Sunday, 13 September 2015

Addition, Not Elimination.

"Sober" is a word that for many of us is synonymous with "Deprivation".

 I think that is the reason why I struggled to quit the booze for such a long time. I saw my life stretching out in front of me with a big wine shaped void in it. 

Alcohol is woven into the comfort blanket of our lives from the very beginning - from "wetting the baby's head", we include drinking as the main feature of almost every milestone - romantic sun soaked evenings with Merlot, Chilled Champagne at the reception, Brandy on a winter's evening, Cold Beer when we're camping....right up to raising a glass to see us off into the afterlife.

It's no wonder that contemplating a lifetime with no alcohol can seem like a life sentence of self denial and isolation.

Diets are much like this. The new thinking around dieting, is that we don't actually "diet" (Lots of interesting information about this at if you are interested).

Have you noticed that so many diets start off with 'First eliminate sugar/fat/soda/bread.....whatever the advice of the day is, and first we start off with great intentions, but very soon we crave whatever it is that we are supposed to be eliminating?
Surely a far better approach is to focus on the good things that we add to our daily food intake?
Have that slice of chocolate cake, but why not eat a leafy salad in the evening as well?
The underlying theory is that as we notice how much better we feel when we eat the good stuff, we'll keep adding it, and eventually it will edge out the bad stuff. Without feeling that we have deprived ourselves.

In other words, a better approach is to eliminate the eliminations.

Much the same with Sobriety.

A similar approach is to focus on the good stuff, no, the great stuff that is introduced into your life, and very soon that feeling of loss and deprivation will fizzle are my top Great Additions since I gave up the booze;

  • Time.
When I was drinking, the day stopped at wine o'clock. Evenings were just hazy recollections of half watched TV reruns. Now, my evenings are productive if I want them to be. I have a good three hours to work, read, write, converse with my husband....and I can still watch the TV (and remember it in the morning).  I estimate that I have added about five productive hours to my day. I can also while away an afternoon just reading a good book, knowing that I have plenty of time to catch up with chores later. And most importantly, as the threat of about eight different major diseases has diminished, I have added a few more healthy years to my lifespan.

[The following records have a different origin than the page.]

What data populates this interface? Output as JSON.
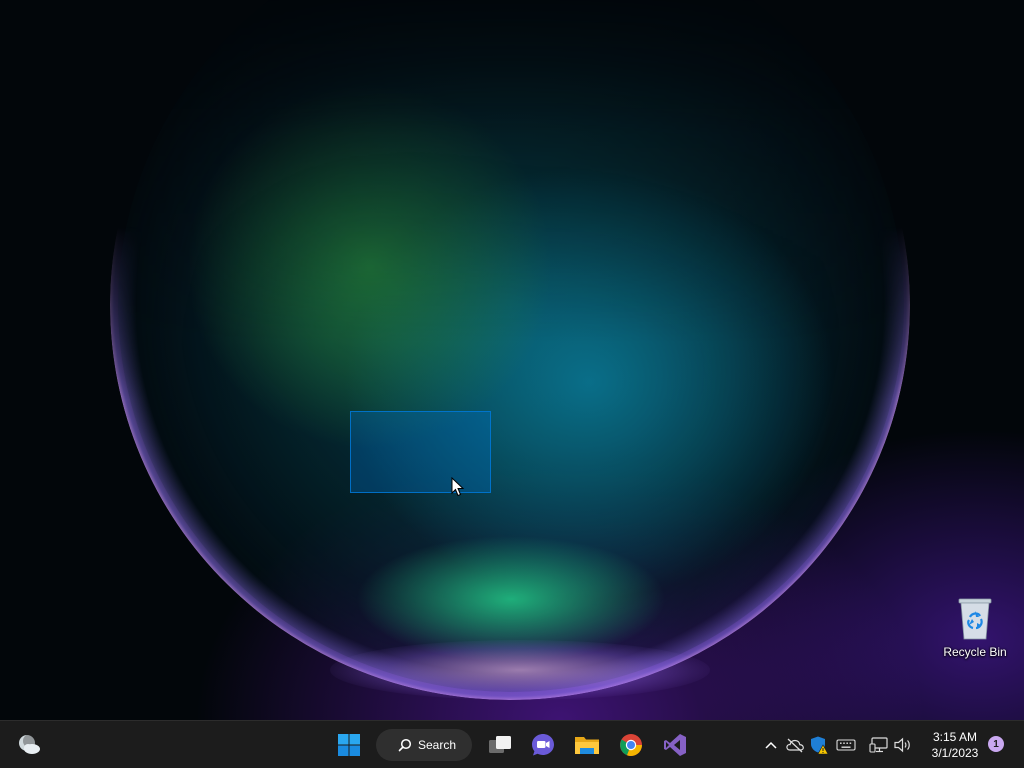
{
  "desktop": {
    "icons": [
      {
        "label": "Recycle Bin",
        "icon": "recycle-bin-icon"
      }
    ]
  },
  "taskbar": {
    "widgets": {
      "icon": "weather-cloud-moon-icon"
    },
    "start": {
      "icon": "windows-start-icon"
    },
    "search": {
      "label": "Search",
      "icon": "search-icon"
    },
    "pinned_apps": [
      {
        "name": "Task View",
        "icon": "task-view-icon"
      },
      {
        "name": "Chat",
        "icon": "chat-icon"
      },
      {
        "name": "File Explorer",
        "icon": "folder-icon"
      },
      {
        "name": "Google Chrome",
        "icon": "chrome-icon"
      },
      {
        "name": "Visual Studio",
        "icon": "visual-studio-icon"
      }
    ],
    "tray": [
      {
        "name": "show-hidden-icons",
        "icon": "chevron-up-icon"
      },
      {
        "name": "onedrive",
        "icon": "cloud-offline-icon"
      },
      {
        "name": "windows-security",
        "icon": "shield-warning-icon"
      },
      {
        "name": "keyboard",
        "icon": "keyboard-icon"
      },
      {
        "name": "network",
        "icon": "network-icon"
      },
      {
        "name": "volume",
        "icon": "speaker-icon"
      }
    ],
    "clock": {
      "time": "3:15 AM",
      "date": "3/1/2023"
    },
    "notifications": {
      "count": "1"
    }
  },
  "colors": {
    "taskbar_bg": "#1c1c1c",
    "selection": "#0078d7",
    "notification_badge": "#c9a8f0"
  }
}
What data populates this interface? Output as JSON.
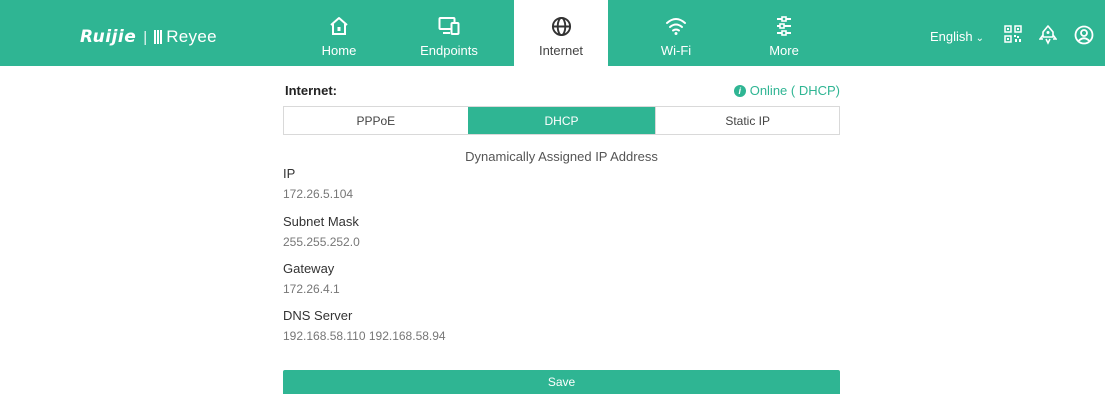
{
  "brand": {
    "name_primary": "Ruijie",
    "separator": "|",
    "name_secondary": "Reyee"
  },
  "nav": {
    "items": [
      {
        "label": "Home",
        "icon": "home-icon",
        "active": false
      },
      {
        "label": "Endpoints",
        "icon": "devices-icon",
        "active": false
      },
      {
        "label": "Internet",
        "icon": "globe-icon",
        "active": true
      },
      {
        "label": "Wi-Fi",
        "icon": "wifi-icon",
        "active": false
      },
      {
        "label": "More",
        "icon": "sliders-icon",
        "active": false
      }
    ]
  },
  "header_tools": {
    "language": "English",
    "qr_icon": "qr-code-icon",
    "rocket_icon": "rocket-icon",
    "account_icon": "user-icon"
  },
  "internet": {
    "section_label": "Internet:",
    "status_text": "Online ( DHCP)",
    "tabs": [
      "PPPoE",
      "DHCP",
      "Static IP"
    ],
    "selected_tab": "DHCP",
    "description": "Dynamically Assigned IP Address",
    "fields": [
      {
        "label": "IP",
        "value": "172.26.5.104"
      },
      {
        "label": "Subnet Mask",
        "value": "255.255.252.0"
      },
      {
        "label": "Gateway",
        "value": "172.26.4.1"
      },
      {
        "label": "DNS Server",
        "value": "192.168.58.110 192.168.58.94"
      }
    ],
    "save_label": "Save"
  },
  "colors": {
    "accent": "#2fb593",
    "text": "#333333",
    "muted": "#777777",
    "border": "#d9d9d9"
  }
}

  • Mornings.
I used to say 'I'm not a morning person". Translated ..."I'm hungover and feel too shitty to appreciate the morning, person".
These days, I revel in the mornings. I love the smell of coffee (which used to make my stomach flip flop), I love to sit on my porch, and just be...before the day begins. Sometimes, I plan my day, sometimes I putter in my greenhouse.....whatever I do, the day starts with a sense of calm and contentment, that filters through the subsequent hours. A good morning almost never develops into a bad day.
  • Fun
Ha! You is "fun' possible without a drink? Not only is it possible, but fun is..well., more fun now I can fully participate! A day at the beach, an afternoon fishing, or an evening with friends around the camp fire - all far more fun now I am not worried if I have enough wine, if I am slurring my words, or embarrassing myself. 

  • Connections
 When I was drinking, I was boring and self absorbed. I rarely listened to what other people were saying, and if I did, I wouldn't remember, I took no interest in anybody else's life, because my whole being revolved around a wine glass. Now, I have real connections with people. We have real conversations. And more than that, old friends who drifted away, bored and irritated by Drunk Jackie, have reappeared in my life. And of course, there are the many connections that I have made in Sober Blog World, who support, comfort and guide me.

So there you are. Four major positive additions to my life that would not have occurred if I had still been drinking.

So, when your mind wanders to everything you think you are giving up when you quit the booze, try to focus on all that you have to gain.

And eventually you will eliminate the eliminations.


  1. That's a great way of looking at it. Thanks for the inspiration.

  2. Yes, sobriety is a life of privilege and early on I was so grateful for every clear headed morning and remembered book and movie. It was like I had awakened from a decades long sleep. They were gifts and wonders, something new to be exclaimed over and cherished.
    They still are. I just need to remind myself a little more.

  3. i have my evenings back! precious and important time to spend with the kids. no rush! in fact most things in my life have lost that 'edge' of always chasing my tail, getting annoyed, rushing about,getting stressed,etc etc. i have stopped sweating the small stuff. i also, for some weird reason, have got my giggle back and find myself goggling a lot at silly things just because they're quite funny. i still have moments of wistfulness about wine but they're getting less and less. So many pluses xxx